I was invited to review this novel a few weeks ago by Mr. Zimmerman’s publicist, and since I like reading as much as I like butter, here we go!
The Ovum Factor is Mr. Zimmerman’s first novel, which he introduces as an “eco-thriller”, inspired by his interest in the climate change debate. The protagonist David Rose is a young, handsome, wealthy investment banker/researcher-type person who finds himself dissatisfied with his life. He feels he is meant for some great purpose, but he’s only done what his family wanted him to do: studied hard, went to a fancy expensive school, got a high-flying finance job. All he wants now is to find personal fulfillment. Fortunately, the Voice Of Destiny begins to scream into his ear in the first chapter.
David is assigned by his bank to review the investment potential of a scientific project that aims to inject fetuses with a serum that will grant them superhuman intelligence. During his investigation, he meets a girl, is pursued by various unsavories, travels the Western Hemisphere, and develops a spine.
Zimmerman’s done a good job creating a sprawling plot and bringing it all together, and he does have a flair for the dramatic. The chapters are short and punchy, and typically end at the right moment to make you want to turn the page. The writing itself is sodden with cliches, however, and not in the good, campy way. Of the characters, only David comes across as a fully developed person; everyone else is just a prod or a foil for his actions. And even David seems to make decisions based solely on a wish for Fate Fulfilled, or “Why not?” reasoning. His penchant for doing what he is told by mysterious strangers and fortune cookies reveals him to be a certain sort of person, for sure, but a frustrating sort of person to identify with in a novel that purportedly tackles serious scientific challenges and moral issues.
Enough about the literary considerations, though. What makes Mr. Zimmerman’s work an “eco-thriller”, you ask?
Spoilers ahead, yo.
David’s boss is a part of a private, powerful organization of intellectuals called the Omega Sentinels, who project that the world will be destroyed in the next 100 years by the ravages of climate change. David’s boss also thinks that humans are so shortsighted, selfish, and unintelligent that they will never be able to come up with a solution to the climate crisis. A serum that will turn fetuses into creepy-smart babies and super-humanly intelligent adults is the human race’s only chance for survival. Ah, but of course.

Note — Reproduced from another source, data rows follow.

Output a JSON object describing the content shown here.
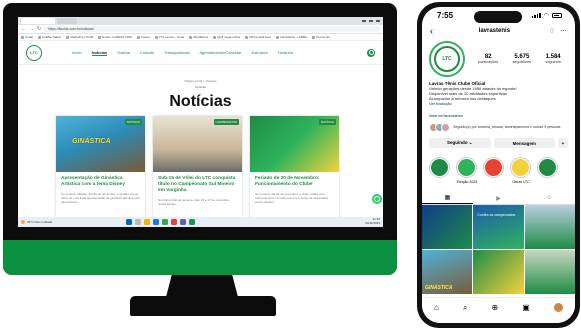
{
  "browser": {
    "url": "https://ltcclub.com.br/noticias/",
    "bookmarks": [
      "Gmail",
      "LinkBar Salton",
      "Marketing | TeVB",
      "Email - LARRAS TRIN",
      "Canva",
      "LTC Leonor - Onde",
      "WordPress",
      "Quill mega online",
      "Minha Quill Fest",
      "Labradoria - LARRA",
      "Outros fav"
    ]
  },
  "site": {
    "logo_text": "LTC",
    "nav": [
      "Início",
      "Notícias",
      "Galeria",
      "Contato",
      "Transparência",
      "Agendamento/Cancelar",
      "Estrutura",
      "Horários"
    ],
    "breadcrumb": "Página inicial > Notícias",
    "breadcrumb_sub": "Notícias",
    "page_title": "Notícias",
    "cards": [
      {
        "badge": "NOTÍCIAS",
        "overlay": "GINÁSTICA",
        "title": "Apresentação de Ginástica Artística com a tema Disney",
        "text": "No próximo sábado, dia 30 de novembro, o ginásio vai ser palco de uma linda apresentação de ginástica artística com tema Disney..."
      },
      {
        "badge": "CAMPEONATOS",
        "overlay": "",
        "title": "Sub-15 de Vôlei do LTC conquista título no Campeonato Sul Mineiro em Varginha",
        "text": "No último final de semana, dias 16 e 17 de novembro, nossa equipe..."
      },
      {
        "badge": "NOTÍCIAS",
        "overlay": "",
        "title": "Feriado de 20 de Novembro: Funcionamento do Clube",
        "text": "No próximo dia 20 de novembro, o clube estará com funcionamento normal para que o corpo de associados possa usufruir..."
      }
    ]
  },
  "taskbar": {
    "weather": "25°C Parc nublado",
    "time": "11:32",
    "date": "20/11/2024"
  },
  "phone": {
    "time": "7:55",
    "username": "lavrastenis",
    "avatar_text": "LTC",
    "stats": [
      {
        "value": "82",
        "label": "publicações"
      },
      {
        "value": "5.675",
        "label": "seguidores"
      },
      {
        "value": "1.584",
        "label": "seguindo"
      }
    ],
    "bio_name": "Lavras Tênis Clube Oficial",
    "bio_lines": [
      "Unindo gerações desde 1950 através do esporte!",
      "Disponível mais de 10 atividades esportivas",
      "Acompanhe a reforma nos destaques"
    ],
    "bio_more": "Ver tradução",
    "link": "linktr.ee/lavrastenis",
    "followed_by": "Seguido(a) por andreia_amaral, tamirispalmeira e outras 9 pessoas",
    "actions": [
      "Seguindo ⌄",
      "Mensagem"
    ],
    "highlights": [
      "",
      "Eleição 2024",
      "",
      "Obras LTC",
      ""
    ],
    "posts": [
      {
        "caption": "",
        "text": ""
      },
      {
        "caption": "",
        "text": "Confira os campeonatos"
      },
      {
        "caption": "",
        "text": ""
      },
      {
        "caption": "GINÁSTICA",
        "text": ""
      },
      {
        "caption": "",
        "text": ""
      },
      {
        "caption": "",
        "text": ""
      }
    ]
  }
}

Zimmerman offers a darkly pessimistic view of the state of the world, and a profoundly unsatisfying view of the way to fix it. Aside from the glaring ethical problems of injecting fetuses with completely new drugs then saddling them with the hope of the world when they pop out (Zimmerman does mention that these issues exist before he blithely dismisses them), the story gives no credit to concerned citizens, environmental activists, or any of the thousands of small and large solutions that people are working on every day to deal with climate change and to live more sustainably. Sure, by focusing on a fringe scientific effort and imminent doom, you can come up with a more thrilling book, but Mr. Zimmerman doesn’t give his most sympathetic audience enough credit. His outlook alienates the readers that are concerned about climate change and dealing with the problem themselves, and reinforces the belief in climate skeptics or deniers that the environmental problem is too huge to be solved by real people anyway, so why bother? I’ll drive my SUV down the block to get me some of that baby serum, and we’ll be cool.

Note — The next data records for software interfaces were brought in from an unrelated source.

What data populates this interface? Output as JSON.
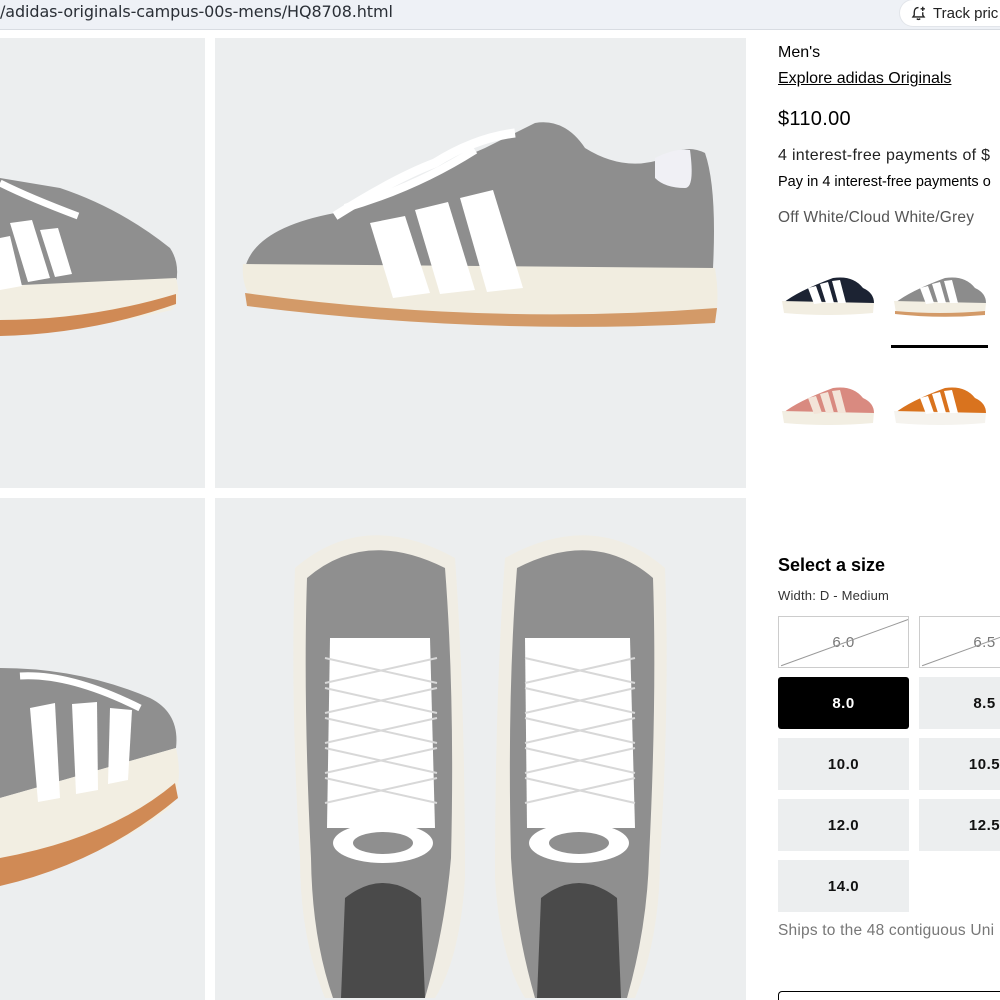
{
  "address_bar": {
    "url": "/adidas-originals-campus-00s-mens/HQ8708.html",
    "track_price_label": "Track pric"
  },
  "gallery": {
    "images": [
      {
        "name": "shoe-side-view-left"
      },
      {
        "name": "shoe-side-view"
      },
      {
        "name": "shoe-back-view"
      },
      {
        "name": "shoe-top-view"
      }
    ]
  },
  "product": {
    "gender": "Men's",
    "explore_link": "Explore adidas Originals",
    "price": "$110.00",
    "interest_text": "4 interest-free payments of $",
    "pay_in_text": "Pay in 4 interest-free payments o",
    "colorway": "Off White/Cloud White/Grey",
    "swatches": [
      {
        "name": "black",
        "color": "#1c2333"
      },
      {
        "name": "grey",
        "color": "#8c8c8c",
        "selected": true
      },
      {
        "name": "pink",
        "color": "#d98a80"
      },
      {
        "name": "orange",
        "color": "#d9731e"
      }
    ]
  },
  "sizes": {
    "title": "Select a size",
    "width_label": "Width: D - Medium",
    "options": [
      {
        "label": "6.0",
        "status": "unavailable"
      },
      {
        "label": "6.5",
        "status": "unavailable"
      },
      {
        "label": "8.0",
        "status": "selected"
      },
      {
        "label": "8.5",
        "status": "available"
      },
      {
        "label": "10.0",
        "status": "available"
      },
      {
        "label": "10.5",
        "status": "available"
      },
      {
        "label": "12.0",
        "status": "available"
      },
      {
        "label": "12.5",
        "status": "available"
      },
      {
        "label": "14.0",
        "status": "available"
      }
    ]
  },
  "shipping": {
    "text": "Ships to the 48 contiguous Uni"
  }
}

I know that “inspiration for enlightened and helpful discourse” is not the only goal of a novel, especially a thriller. I’m sure plenty of people who read The Da Vinci Code weren’t looking for a debate on the “Role of Women in Christianity” or “Historical Narratives of the Catholic Church”. So I can’t fault Mr. Zimmerman for choosing the particular story particulars he did, any further than he meant this as an op-ed. And it’s a lot more thriller than op-ed.
The publicist graciously offered to relay any questions I had to Mr. Zimmerman, so here’s the exchange:

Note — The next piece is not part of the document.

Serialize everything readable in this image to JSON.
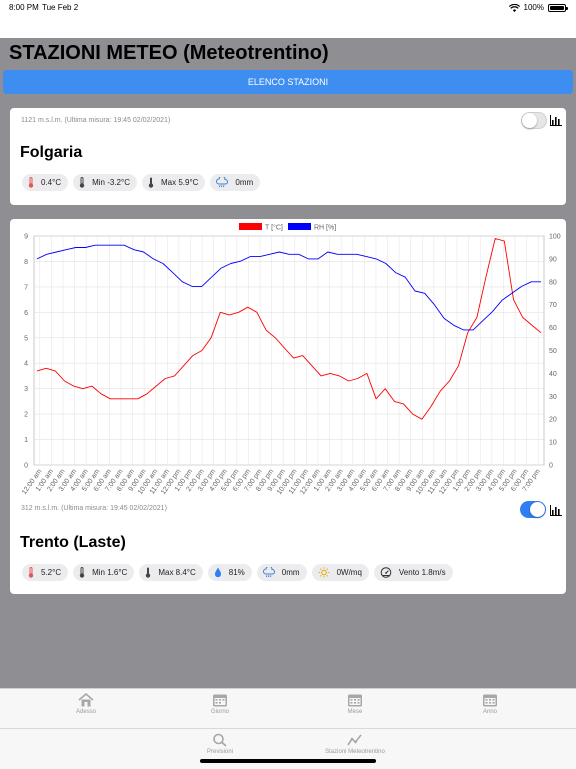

Q: In the book, the point of view of the Omega Sentinels is that humanity is doomed by climate change, and incapable of saving itself without drastic scientific intervention. Is that [your] point of view as well? If it’s not, how [do you] think that we can fix this climate problem?
A: My point of view on whether humanity will survive climate change? That’s a hard one. Obviously, I’m pessimistic since I envisaged a scenario where dramatic measures must be taken to avert calamity.
My own hope is that we still have time to correct everything that has contributed to this problem. But the clock is running down and we have to act decisively and immediately. The reason I wrote The Ovum Factor and continue to write novels on this theme is because I feel people have to be sensitized to the scale of the threat. Only then will they adjust their lifestyles and stop contributing further to it
At the same time, I’m a great believer in human resilience and will. Once we find the will to act, I’m hopeful that we’ll find the solutions.
I’m not sure his book will have the galvanizing impact that he intends, simply because the solution he poses is so extreme, but I admire him for trying. It’s not easy putting your thoughts out there to get kicked around, so more power to him. I hope he keeps at it.